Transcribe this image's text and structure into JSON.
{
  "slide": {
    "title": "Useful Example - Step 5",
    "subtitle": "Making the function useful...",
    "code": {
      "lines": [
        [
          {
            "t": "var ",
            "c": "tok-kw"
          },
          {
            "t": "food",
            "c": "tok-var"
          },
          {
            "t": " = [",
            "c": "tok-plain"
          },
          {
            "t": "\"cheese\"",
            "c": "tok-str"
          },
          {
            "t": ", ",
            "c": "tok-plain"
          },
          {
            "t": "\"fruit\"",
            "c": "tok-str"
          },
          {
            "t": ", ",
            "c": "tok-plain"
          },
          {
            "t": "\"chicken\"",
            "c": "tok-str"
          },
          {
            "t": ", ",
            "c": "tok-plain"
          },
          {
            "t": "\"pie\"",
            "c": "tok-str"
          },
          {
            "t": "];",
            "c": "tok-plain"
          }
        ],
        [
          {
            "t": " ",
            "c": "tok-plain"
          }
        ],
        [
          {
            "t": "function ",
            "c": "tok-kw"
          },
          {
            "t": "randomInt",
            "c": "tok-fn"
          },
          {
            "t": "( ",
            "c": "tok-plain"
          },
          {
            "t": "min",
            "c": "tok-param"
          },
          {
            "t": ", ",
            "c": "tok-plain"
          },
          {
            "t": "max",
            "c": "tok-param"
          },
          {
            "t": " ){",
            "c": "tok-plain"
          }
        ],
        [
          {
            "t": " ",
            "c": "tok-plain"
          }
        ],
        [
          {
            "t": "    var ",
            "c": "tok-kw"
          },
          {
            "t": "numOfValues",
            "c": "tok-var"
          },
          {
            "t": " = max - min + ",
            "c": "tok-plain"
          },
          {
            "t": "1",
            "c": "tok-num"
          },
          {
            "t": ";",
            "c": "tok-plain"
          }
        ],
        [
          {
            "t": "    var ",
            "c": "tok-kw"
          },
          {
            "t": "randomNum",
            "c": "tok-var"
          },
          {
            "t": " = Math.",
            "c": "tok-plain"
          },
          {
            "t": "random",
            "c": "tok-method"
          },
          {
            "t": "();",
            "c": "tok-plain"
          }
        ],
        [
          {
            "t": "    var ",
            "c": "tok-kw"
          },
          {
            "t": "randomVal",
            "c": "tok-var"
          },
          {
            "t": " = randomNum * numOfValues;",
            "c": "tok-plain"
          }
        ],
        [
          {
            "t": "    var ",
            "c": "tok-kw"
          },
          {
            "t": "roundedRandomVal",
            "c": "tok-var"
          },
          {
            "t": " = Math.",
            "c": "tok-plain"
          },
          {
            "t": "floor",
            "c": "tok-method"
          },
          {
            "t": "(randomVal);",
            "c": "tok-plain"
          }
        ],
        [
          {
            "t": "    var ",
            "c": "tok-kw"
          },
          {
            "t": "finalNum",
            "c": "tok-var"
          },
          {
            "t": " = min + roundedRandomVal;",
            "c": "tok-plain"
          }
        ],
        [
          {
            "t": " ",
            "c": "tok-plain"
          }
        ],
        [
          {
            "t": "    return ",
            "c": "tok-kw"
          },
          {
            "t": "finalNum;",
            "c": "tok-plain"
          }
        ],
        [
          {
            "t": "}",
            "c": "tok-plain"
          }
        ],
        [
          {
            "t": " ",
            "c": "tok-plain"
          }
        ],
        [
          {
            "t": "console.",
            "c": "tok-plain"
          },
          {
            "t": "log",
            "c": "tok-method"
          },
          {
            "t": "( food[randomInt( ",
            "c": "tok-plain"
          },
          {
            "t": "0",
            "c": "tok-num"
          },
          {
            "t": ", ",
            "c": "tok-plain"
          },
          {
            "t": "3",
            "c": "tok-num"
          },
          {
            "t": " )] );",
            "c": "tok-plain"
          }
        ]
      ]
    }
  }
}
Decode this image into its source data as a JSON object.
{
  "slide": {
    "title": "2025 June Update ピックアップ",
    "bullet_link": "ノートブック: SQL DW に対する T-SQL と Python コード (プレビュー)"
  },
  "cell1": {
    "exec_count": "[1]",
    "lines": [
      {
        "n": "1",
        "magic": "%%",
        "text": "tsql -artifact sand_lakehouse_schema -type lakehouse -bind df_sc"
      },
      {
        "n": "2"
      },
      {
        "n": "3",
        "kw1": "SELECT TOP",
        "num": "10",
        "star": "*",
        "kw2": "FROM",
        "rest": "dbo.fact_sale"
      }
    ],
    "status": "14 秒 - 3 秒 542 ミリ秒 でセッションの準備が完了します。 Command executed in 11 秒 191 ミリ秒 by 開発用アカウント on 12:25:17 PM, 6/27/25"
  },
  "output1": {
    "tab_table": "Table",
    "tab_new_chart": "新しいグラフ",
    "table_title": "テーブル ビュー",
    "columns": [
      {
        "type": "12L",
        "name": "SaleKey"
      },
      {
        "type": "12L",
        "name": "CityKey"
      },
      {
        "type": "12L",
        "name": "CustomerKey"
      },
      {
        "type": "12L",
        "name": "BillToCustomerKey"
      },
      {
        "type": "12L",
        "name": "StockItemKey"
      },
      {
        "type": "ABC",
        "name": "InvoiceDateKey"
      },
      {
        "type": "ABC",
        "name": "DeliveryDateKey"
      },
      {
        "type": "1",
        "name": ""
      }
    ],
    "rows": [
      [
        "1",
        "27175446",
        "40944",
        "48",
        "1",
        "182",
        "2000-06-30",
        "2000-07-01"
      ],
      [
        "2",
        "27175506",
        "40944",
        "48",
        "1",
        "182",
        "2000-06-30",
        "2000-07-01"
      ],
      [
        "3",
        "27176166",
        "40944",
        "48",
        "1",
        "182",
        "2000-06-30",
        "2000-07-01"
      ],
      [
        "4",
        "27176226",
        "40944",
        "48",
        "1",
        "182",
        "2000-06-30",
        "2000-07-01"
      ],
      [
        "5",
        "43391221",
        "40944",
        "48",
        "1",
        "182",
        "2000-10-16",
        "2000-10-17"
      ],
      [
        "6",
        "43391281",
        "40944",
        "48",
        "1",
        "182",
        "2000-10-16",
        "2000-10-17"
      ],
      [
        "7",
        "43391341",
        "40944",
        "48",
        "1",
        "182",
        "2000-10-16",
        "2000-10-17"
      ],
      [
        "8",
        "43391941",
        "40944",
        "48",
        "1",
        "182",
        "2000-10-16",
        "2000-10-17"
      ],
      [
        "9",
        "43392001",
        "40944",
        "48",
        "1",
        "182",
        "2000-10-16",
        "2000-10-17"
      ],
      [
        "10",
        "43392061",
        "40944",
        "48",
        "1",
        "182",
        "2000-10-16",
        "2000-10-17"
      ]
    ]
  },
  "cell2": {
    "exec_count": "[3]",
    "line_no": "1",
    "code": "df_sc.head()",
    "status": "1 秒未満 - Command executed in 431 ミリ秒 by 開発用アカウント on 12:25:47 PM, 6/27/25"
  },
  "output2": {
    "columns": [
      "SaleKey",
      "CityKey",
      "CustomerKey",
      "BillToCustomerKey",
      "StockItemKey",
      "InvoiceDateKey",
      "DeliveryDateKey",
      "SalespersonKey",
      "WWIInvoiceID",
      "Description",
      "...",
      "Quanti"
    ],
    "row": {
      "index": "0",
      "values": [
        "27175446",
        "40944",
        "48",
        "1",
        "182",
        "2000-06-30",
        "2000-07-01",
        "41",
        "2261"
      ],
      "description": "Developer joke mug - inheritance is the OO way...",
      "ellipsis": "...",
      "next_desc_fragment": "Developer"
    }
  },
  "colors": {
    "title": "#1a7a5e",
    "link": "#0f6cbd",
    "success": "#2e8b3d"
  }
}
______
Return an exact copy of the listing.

- [Response to this task]
Transcribe this image's text and structure into JSON.
{
  "slide": {
    "title": "Useful Example - Step 5",
    "subtitle": "Making the function useful...",
    "code": {
      "lines": [
        [
          {
            "t": "var ",
            "c": "tok-kw"
          },
          {
            "t": "food",
            "c": "tok-var"
          },
          {
            "t": " = [",
            "c": "tok-plain"
          },
          {
            "t": "\"cheese\"",
            "c": "tok-str"
          },
          {
            "t": ", ",
            "c": "tok-plain"
          },
          {
            "t": "\"fruit\"",
            "c": "tok-str"
          },
          {
            "t": ", ",
            "c": "tok-plain"
          },
          {
            "t": "\"chicken\"",
            "c": "tok-str"
          },
          {
            "t": ", ",
            "c": "tok-plain"
          },
          {
            "t": "\"pie\"",
            "c": "tok-str"
          },
          {
            "t": "];",
            "c": "tok-plain"
          }
        ],
        [
          {
            "t": " ",
            "c": "tok-plain"
          }
        ],
        [
          {
            "t": "function ",
            "c": "tok-kw"
          },
          {
            "t": "randomInt",
            "c": "tok-fn"
          },
          {
            "t": "( ",
            "c": "tok-plain"
          },
          {
            "t": "min",
            "c": "tok-param"
          },
          {
            "t": ", ",
            "c": "tok-plain"
          },
          {
            "t": "max",
            "c": "tok-param"
          },
          {
            "t": " ){",
            "c": "tok-plain"
          }
        ],
        [
          {
            "t": " ",
            "c": "tok-plain"
          }
        ],
        [
          {
            "t": "    var ",
            "c": "tok-kw"
          },
          {
            "t": "numOfValues",
            "c": "tok-var"
          },
          {
            "t": " = max - min + ",
            "c": "tok-plain"
          },
          {
            "t": "1",
            "c": "tok-num"
          },
          {
            "t": ";",
            "c": "tok-plain"
          }
        ],
        [
          {
            "t": "    var ",
            "c": "tok-kw"
          },
          {
            "t": "randomNum",
            "c": "tok-var"
          },
          {
            "t": " = Math.",
            "c": "tok-plain"
          },
          {
            "t": "random",
            "c": "tok-method"
          },
          {
            "t": "();",
            "c": "tok-plain"
          }
        ],
        [
          {
            "t": "    var ",
            "c": "tok-kw"
          },
          {
            "t": "randomVal",
            "c": "tok-var"
          },
          {
            "t": " = randomNum * numOfValues;",
            "c": "tok-plain"
          }
        ],
        [
          {
            "t": "    var ",
            "c": "tok-kw"
          },
          {
            "t": "roundedRandomVal",
            "c": "tok-var"
          },
          {
            "t": " = Math.",
            "c": "tok-plain"
          },
          {
            "t": "floor",
            "c": "tok-method"
          },
          {
            "t": "(randomVal);",
            "c": "tok-plain"
          }
        ],
        [
          {
            "t": "    var ",
            "c": "tok-kw"
          },
          {
            "t": "finalNum",
            "c": "tok-var"
          },
          {
            "t": " = min + roundedRandomVal;",
            "c": "tok-plain"
          }
        ],
        [
          {
            "t": " ",
            "c": "tok-plain"
          }
        ],
        [
          {
            "t": "    return ",
            "c": "tok-kw"
          },
          {
            "t": "finalNum;",
            "c": "tok-plain"
          }
        ],
        [
          {
            "t": "}",
            "c": "tok-plain"
          }
        ],
        [
          {
            "t": " ",
            "c": "tok-plain"
          }
        ],
        [
          {
            "t": "console.",
            "c": "tok-plain"
          },
          {
            "t": "log",
            "c": "tok-method"
          },
          {
            "t": "( food[randomInt( ",
            "c": "tok-plain"
          },
          {
            "t": "0",
            "c": "tok-num"
          },
          {
            "t": ", ",
            "c": "tok-plain"
          },
          {
            "t": "3",
            "c": "tok-num"
          },
          {
            "t": " )] );",
            "c": "tok-plain"
          }
        ]
      ]
    }
  }
}
Decode this image into its source data as a JSON object.
{
  "slide": {
    "title": "2025 June Update ピックアップ",
    "bullet_link": "ノートブック: SQL DW に対する T-SQL と Python コード (プレビュー)"
  },
  "cell1": {
    "exec_count": "[1]",
    "lines": [
      {
        "n": "1",
        "magic": "%%",
        "text": "tsql -artifact sand_lakehouse_schema -type lakehouse -bind df_sc"
      },
      {
        "n": "2"
      },
      {
        "n": "3",
        "kw1": "SELECT TOP",
        "num": "10",
        "star": "*",
        "kw2": "FROM",
        "rest": "dbo.fact_sale"
      }
    ],
    "status": "14 秒 - 3 秒 542 ミリ秒 でセッションの準備が完了します。 Command executed in 11 秒 191 ミリ秒 by 開発用アカウント on 12:25:17 PM, 6/27/25"
  },
  "output1": {
    "tab_table": "Table",
    "tab_new_chart": "新しいグラフ",
    "table_title": "テーブル ビュー",
    "columns": [
      {
        "type": "12L",
        "name": "SaleKey"
      },
      {
        "type": "12L",
        "name": "CityKey"
      },
      {
        "type": "12L",
        "name": "CustomerKey"
      },
      {
        "type": "12L",
        "name": "BillToCustomerKey"
      },
      {
        "type": "12L",
        "name": "StockItemKey"
      },
      {
        "type": "ABC",
        "name": "InvoiceDateKey"
      },
      {
        "type": "ABC",
        "name": "DeliveryDateKey"
      },
      {
        "type": "1",
        "name": ""
      }
    ],
    "rows": [
      [
        "1",
        "27175446",
        "40944",
        "48",
        "1",
        "182",
        "2000-06-30",
        "2000-07-01"
      ],
      [
        "2",
        "27175506",
        "40944",
        "48",
        "1",
        "182",
        "2000-06-30",
        "2000-07-01"
      ],
      [
        "3",
        "27176166",
        "40944",
        "48",
        "1",
        "182",
        "2000-06-30",
        "2000-07-01"
      ],
      [
        "4",
        "27176226",
        "40944",
        "48",
        "1",
        "182",
        "2000-06-30",
        "2000-07-01"
      ],
      [
        "5",
        "43391221",
        "40944",
        "48",
        "1",
        "182",
        "2000-10-16",
        "2000-10-17"
      ],
      [
        "6",
        "43391281",
        "40944",
        "48",
        "1",
        "182",
        "2000-10-16",
        "2000-10-17"
      ],
      [
        "7",
        "43391341",
        "40944",
        "48",
        "1",
        "182",
        "2000-10-16",
        "2000-10-17"
      ],
      [
        "8",
        "43391941",
        "40944",
        "48",
        "1",
        "182",
        "2000-10-16",
        "2000-10-17"
      ],
      [
        "9",
        "43392001",
        "40944",
        "48",
        "1",
        "182",
        "2000-10-16",
        "2000-10-17"
      ],
      [
        "10",
        "43392061",
        "40944",
        "48",
        "1",
        "182",
        "2000-10-16",
        "2000-10-17"
      ]
    ]
  },
  "cell2": {
    "exec_count": "[3]",
    "line_no": "1",
    "code": "df_sc.head()",
    "status": "1 秒未満 - Command executed in 431 ミリ秒 by 開発用アカウント on 12:25:47 PM, 6/27/25"
  },
  "output2": {
    "columns": [
      "SaleKey",
      "CityKey",
      "CustomerKey",
      "BillToCustomerKey",
      "StockItemKey",
      "InvoiceDateKey",
      "DeliveryDateKey",
      "SalespersonKey",
      "WWIInvoiceID",
      "Description",
      "...",
      "Quanti"
    ],
    "row": {
      "index": "0",
      "values": [
        "27175446",
        "40944",
        "48",
        "1",
        "182",
        "2000-06-30",
        "2000-07-01",
        "41",
        "2261"
      ],
      "description": "Developer joke mug - inheritance is the OO way...",
      "ellipsis": "...",
      "next_desc_fragment": "Developer"
    }
  },
  "colors": {
    "title": "#1a7a5e",
    "link": "#0f6cbd",
    "success": "#2e8b3d"
  }
}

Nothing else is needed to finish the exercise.